WORK REQUEST -> Identify all lines in the listing that include the word "image", and copy them out.

MATERIAL FOR THE TASK ->
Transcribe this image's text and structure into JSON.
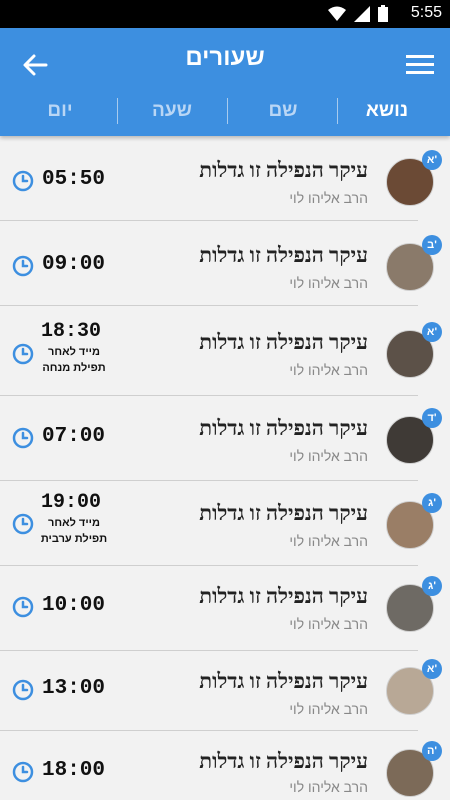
{
  "status_bar": {
    "time": "5:55"
  },
  "header": {
    "title": "שעורים"
  },
  "tabs": [
    {
      "label": "נושא",
      "active": true
    },
    {
      "label": "שם",
      "active": false
    },
    {
      "label": "שעה",
      "active": false
    },
    {
      "label": "יום",
      "active": false
    }
  ],
  "lessons": [
    {
      "title": "עיקר הנפילה זו גדלות",
      "rabbi": "הרב אליהו לוי",
      "day": "א'",
      "time": "05:50",
      "note": ""
    },
    {
      "title": "עיקר הנפילה זו גדלות",
      "rabbi": "הרב אליהו לוי",
      "day": "ב'",
      "time": "09:00",
      "note": ""
    },
    {
      "title": "עיקר הנפילה זו גדלות",
      "rabbi": "הרב אליהו לוי",
      "day": "א'",
      "time": "18:30",
      "note": "מייד לאחר תפילת מנחה"
    },
    {
      "title": "עיקר הנפילה זו גדלות",
      "rabbi": "הרב אליהו לוי",
      "day": "ד'",
      "time": "07:00",
      "note": ""
    },
    {
      "title": "עיקר הנפילה זו גדלות",
      "rabbi": "הרב אליהו לוי",
      "day": "ג'",
      "time": "19:00",
      "note": "מייד לאחר תפילת ערבית"
    },
    {
      "title": "עיקר הנפילה זו גדלות",
      "rabbi": "הרב אליהו לוי",
      "day": "ג'",
      "time": "10:00",
      "note": ""
    },
    {
      "title": "עיקר הנפילה זו גדלות",
      "rabbi": "הרב אליהו לוי",
      "day": "א'",
      "time": "13:00",
      "note": ""
    },
    {
      "title": "עיקר הנפילה זו גדלות",
      "rabbi": "הרב אליהו לוי",
      "day": "ה'",
      "time": "18:00",
      "note": ""
    }
  ],
  "colors": {
    "accent": "#3d8fe0",
    "tab_inactive": "#b9d6f5",
    "background": "#f2f2f2"
  }
}
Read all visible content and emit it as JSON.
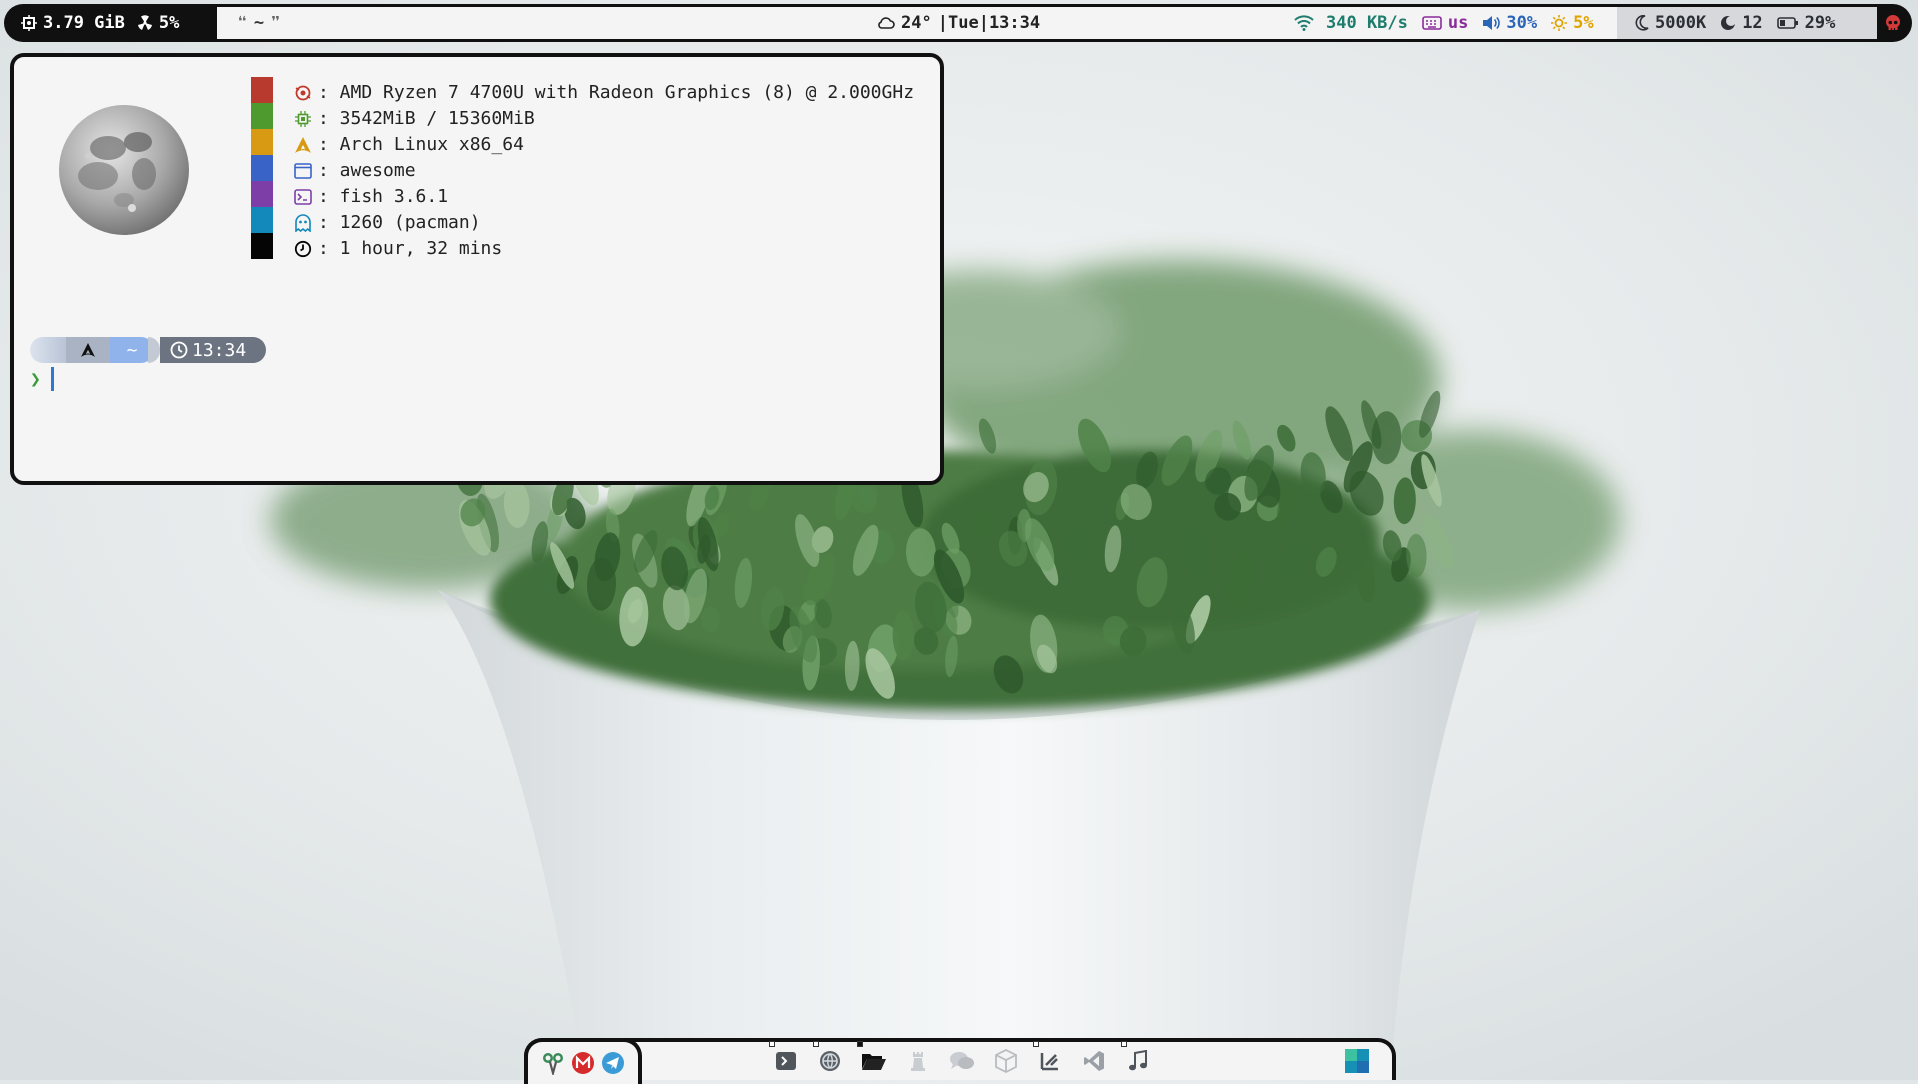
{
  "topbar": {
    "stats": {
      "memory": "3.79 GiB",
      "cpu": "5%"
    },
    "quote": {
      "open": "❝",
      "tilde": "~",
      "close": "❞"
    },
    "clock": {
      "weather": "24°",
      "sep1": "|",
      "day": "Tue",
      "sep2": "|",
      "time": "13:34"
    },
    "network": "340 KB/s",
    "keyboard": "us",
    "volume": "30%",
    "brightness": "5%",
    "system": {
      "color_temp": "5000K",
      "moon": "12",
      "battery": "29%"
    },
    "icons": [
      "cpu-icon",
      "radioactive-icon",
      "cloud-icon",
      "wifi-icon",
      "keyboard-icon",
      "volume-icon",
      "sun-icon",
      "moon-icon",
      "moon-phase-icon",
      "battery-icon",
      "skull-icon"
    ],
    "colors": {
      "bar_bg": "#101010",
      "network": "#1f7d6e",
      "keyboard": "#8a2b9a",
      "volume": "#2a65b8",
      "brightness": "#e0a400",
      "skull": "#d23a3a"
    }
  },
  "terminal": {
    "palette": [
      "#b83a2e",
      "#4f9a2f",
      "#d79a12",
      "#3a63c8",
      "#7d3ea8",
      "#1388bb",
      "#050505"
    ],
    "info": [
      {
        "icon": "cpu-icon",
        "color": "#c0392b",
        "text": ": AMD Ryzen 7 4700U with Radeon Graphics (8) @ 2.000GHz"
      },
      {
        "icon": "memory-chip-icon",
        "color": "#4f9a2f",
        "text": ": 3542MiB / 15360MiB"
      },
      {
        "icon": "arch-linux-icon",
        "color": "#d79a12",
        "text": ": Arch Linux x86_64"
      },
      {
        "icon": "window-icon",
        "color": "#3a63c8",
        "text": ": awesome"
      },
      {
        "icon": "terminal-icon",
        "color": "#7d3ea8",
        "text": ": fish 3.6.1"
      },
      {
        "icon": "ghost-package-icon",
        "color": "#1388bb",
        "text": ": 1260 (pacman)"
      },
      {
        "icon": "clock-icon",
        "color": "#050505",
        "text": ": 1 hour, 32 mins"
      }
    ],
    "prompt": {
      "dir": "~",
      "time": "13:34",
      "chevron": "❯"
    }
  },
  "dock": {
    "left_icons": [
      "scissors-tool-icon",
      "mail-icon",
      "telegram-icon"
    ],
    "apps": [
      "terminal-icon",
      "browser-icon",
      "file-manager-icon",
      "chess-icon",
      "chat-icon",
      "package-icon",
      "editor-icon",
      "vscode-icon",
      "music-icon"
    ],
    "layout_icon": "tile-layout-icon"
  }
}
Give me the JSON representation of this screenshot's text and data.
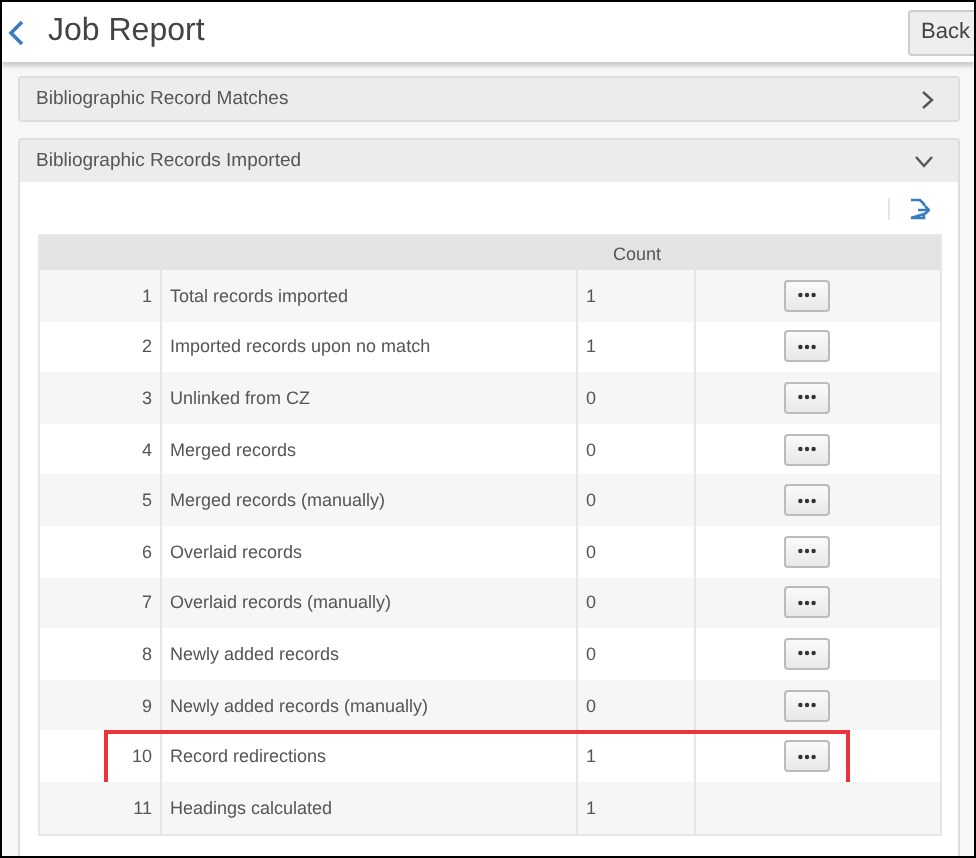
{
  "header": {
    "title": "Job Report",
    "back_button": "Back"
  },
  "sections": [
    {
      "title": "Bibliographic Record Matches",
      "expanded": false
    },
    {
      "title": "Bibliographic Records Imported",
      "expanded": true
    }
  ],
  "table": {
    "columns": [
      "",
      "",
      "Count",
      ""
    ],
    "rows": [
      {
        "number": "1",
        "label": "Total records imported",
        "count": "1",
        "has_actions": true,
        "highlighted": false
      },
      {
        "number": "2",
        "label": "Imported records upon no match",
        "count": "1",
        "has_actions": true,
        "highlighted": false
      },
      {
        "number": "3",
        "label": "Unlinked from CZ",
        "count": "0",
        "has_actions": true,
        "highlighted": false
      },
      {
        "number": "4",
        "label": "Merged records",
        "count": "0",
        "has_actions": true,
        "highlighted": false
      },
      {
        "number": "5",
        "label": "Merged records (manually)",
        "count": "0",
        "has_actions": true,
        "highlighted": false
      },
      {
        "number": "6",
        "label": "Overlaid records",
        "count": "0",
        "has_actions": true,
        "highlighted": false
      },
      {
        "number": "7",
        "label": "Overlaid records (manually)",
        "count": "0",
        "has_actions": true,
        "highlighted": false
      },
      {
        "number": "8",
        "label": "Newly added records",
        "count": "0",
        "has_actions": true,
        "highlighted": false
      },
      {
        "number": "9",
        "label": "Newly added records (manually)",
        "count": "0",
        "has_actions": true,
        "highlighted": false
      },
      {
        "number": "10",
        "label": "Record redirections",
        "count": "1",
        "has_actions": true,
        "highlighted": true
      },
      {
        "number": "11",
        "label": "Headings calculated",
        "count": "1",
        "has_actions": false,
        "highlighted": false
      }
    ]
  }
}
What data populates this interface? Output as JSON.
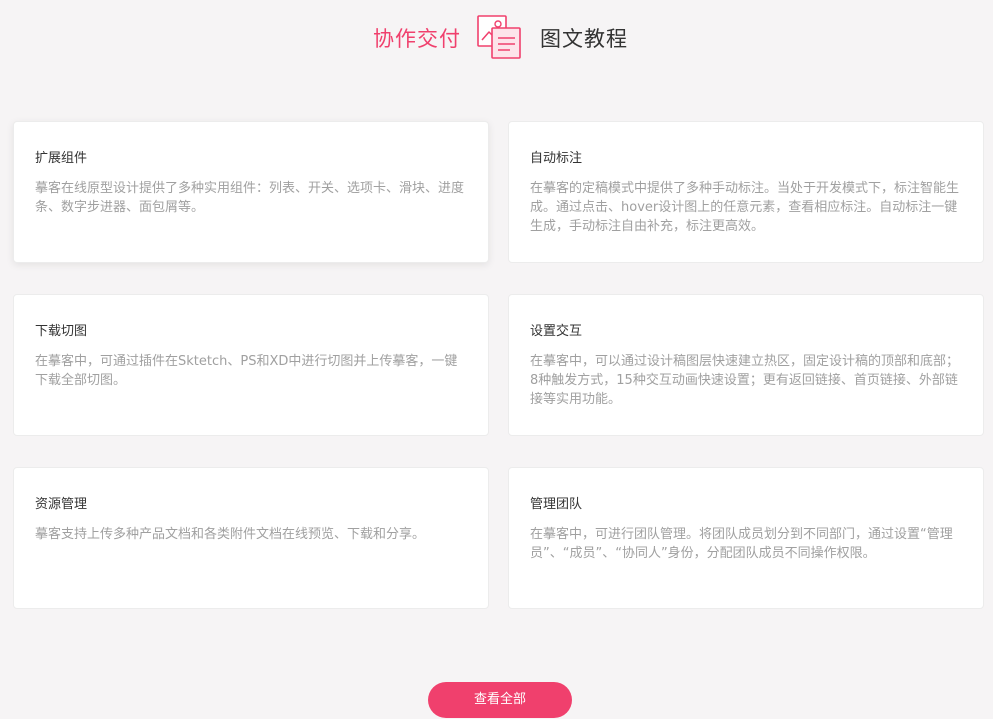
{
  "header": {
    "left_title": "协作交付",
    "right_title": "图文教程",
    "icon": "document-image-icon",
    "accent_color": "#f0406d"
  },
  "cards": [
    {
      "title": "扩展组件",
      "desc": "摹客在线原型设计提供了多种实用组件：列表、开关、选项卡、滑块、进度条、数字步进器、面包屑等。"
    },
    {
      "title": "自动标注",
      "desc": "在摹客的定稿模式中提供了多种手动标注。当处于开发模式下，标注智能生成。通过点击、hover设计图上的任意元素，查看相应标注。自动标注一键生成，手动标注自由补充，标注更高效。"
    },
    {
      "title": "下载切图",
      "desc": "在摹客中，可通过插件在Sktetch、PS和XD中进行切图并上传摹客，一键下载全部切图。"
    },
    {
      "title": "设置交互",
      "desc": "在摹客中，可以通过设计稿图层快速建立热区，固定设计稿的顶部和底部；8种触发方式，15种交互动画快速设置；更有返回链接、首页链接、外部链接等实用功能。"
    },
    {
      "title": "资源管理",
      "desc": "摹客支持上传多种产品文档和各类附件文档在线预览、下载和分享。"
    },
    {
      "title": "管理团队",
      "desc": "在摹客中，可进行团队管理。将团队成员划分到不同部门，通过设置“管理员”、“成员”、“协同人”身份，分配团队成员不同操作权限。"
    }
  ],
  "button": {
    "label": "查看全部"
  }
}
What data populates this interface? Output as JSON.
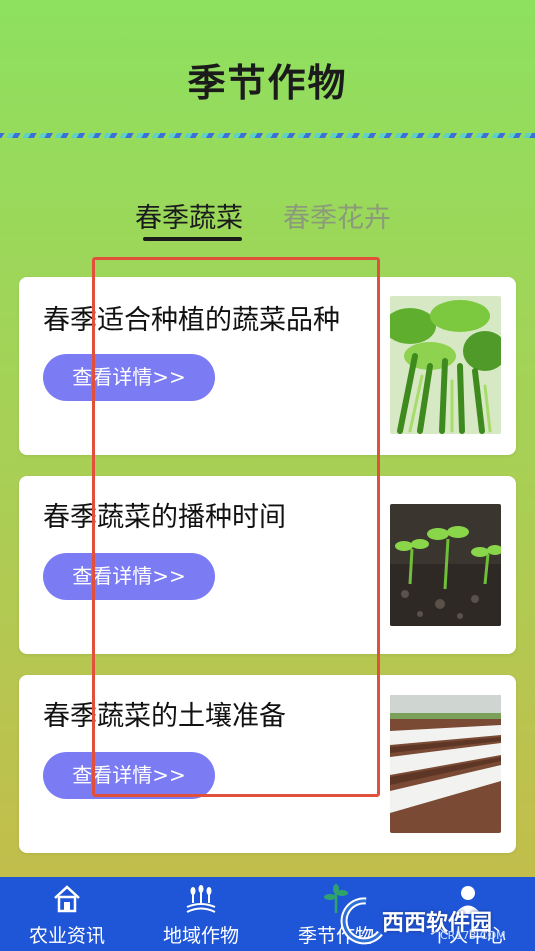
{
  "header": {
    "title": "季节作物"
  },
  "tabs": [
    {
      "label": "春季蔬菜",
      "active": true
    },
    {
      "label": "春季花卉",
      "active": false
    }
  ],
  "articles": [
    {
      "title": "春季适合种植的蔬菜品种",
      "button_label": "查看详情>>",
      "image": "leafy-vegetable-photo"
    },
    {
      "title": "春季蔬菜的播种时间",
      "button_label": "查看详情>>",
      "image": "seedlings-soil-photo"
    },
    {
      "title": "春季蔬菜的土壤准备",
      "button_label": "查看详情>>",
      "image": "plastic-mulch-field-photo"
    }
  ],
  "bottom_nav": [
    {
      "label": "农业资讯",
      "icon": "house-icon"
    },
    {
      "label": "地域作物",
      "icon": "wheat-field-icon"
    },
    {
      "label": "季节作物",
      "icon": "plant-icon"
    },
    {
      "label": "个人中心",
      "icon": "person-icon"
    }
  ],
  "watermark": {
    "text": "西西软件园",
    "sub": "CR173.COM"
  },
  "colors": {
    "background_top": "#8ee05f",
    "background_bottom": "#c3bc4a",
    "button": "#7b7cf4",
    "nav_bar": "#1f56d8",
    "highlight_box": "#e0503a",
    "tab_inactive": "#8b9a7a"
  }
}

EXERCISE ANSWER ->
Transcribe this image's text and structure into JSON.
    "icon": "document-image-icon",
      "image": "leafy-vegetable-photo"
      "image": "seedlings-soil-photo"
      "image": "plastic-mulch-field-photo"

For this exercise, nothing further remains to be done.